• WHAT TO DO:
In the entries that follow, say how many lines contain the string "playback". Give no other words.

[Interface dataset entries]
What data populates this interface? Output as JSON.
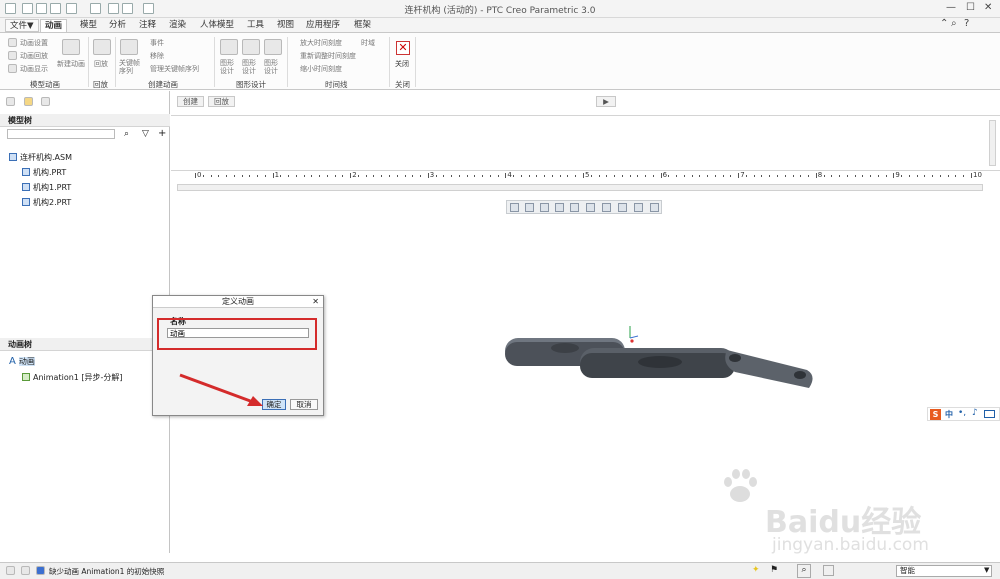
{
  "window": {
    "title": "连杆机构 (活动的) - PTC Creo Parametric 3.0",
    "accent_color": "#1f5fa8"
  },
  "menu_tabs": [
    "文件▼",
    "动画",
    "模型",
    "分析",
    "注释",
    "渲染",
    "人体模型",
    "工具",
    "视图",
    "应用程序",
    "框架"
  ],
  "ribbon": {
    "model_animation": {
      "settings": "动画设置",
      "playback": "动画回放",
      "display": "动画显示",
      "label": "模型动画"
    },
    "new_animation": "新建动画",
    "playback": {
      "button": "回放",
      "label": "回放"
    },
    "keyframe_seq": "关键帧序列",
    "create": {
      "event": "事件",
      "remove": "移除",
      "manage_kfs": "管理关键帧序列",
      "label": "创建动画"
    },
    "graphic_design": {
      "b1": "图形设计",
      "b2": "图形设计",
      "b3": "图形设计",
      "label": "图形设计"
    },
    "timeline": {
      "zoom_in": "放大时间刻度",
      "resize": "重新调整时间刻度",
      "zoom_out": "缩小时间刻度",
      "timeline_toggle": "时域",
      "label": "时间线"
    },
    "close": {
      "button": "关闭",
      "label": "关闭"
    }
  },
  "model_tree": {
    "header": "模型树",
    "items": [
      "连杆机构.ASM",
      "机构.PRT",
      "机构1.PRT",
      "机构2.PRT"
    ]
  },
  "animation_tree": {
    "header": "动画树",
    "root": "动画",
    "child": "Animation1 [异步-分解]"
  },
  "timeline_buttons": {
    "create": "创建",
    "playback": "回放"
  },
  "ruler_ticks": [
    "0",
    "1",
    "2",
    "3",
    "4",
    "5",
    "6",
    "7",
    "8",
    "9",
    "10"
  ],
  "dialog": {
    "title": "定义动画",
    "name_label": "名称",
    "name_value": "动画",
    "ok": "确定",
    "cancel": "取消"
  },
  "status": {
    "message": "缺少动画 Animation1 的初始快照",
    "filter": "智能"
  },
  "ime": {
    "label": "中"
  },
  "watermark": {
    "brand": "Baidu经验",
    "url": "jingyan.baidu.com"
  }
}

• EXERCISE RESPONSE:
3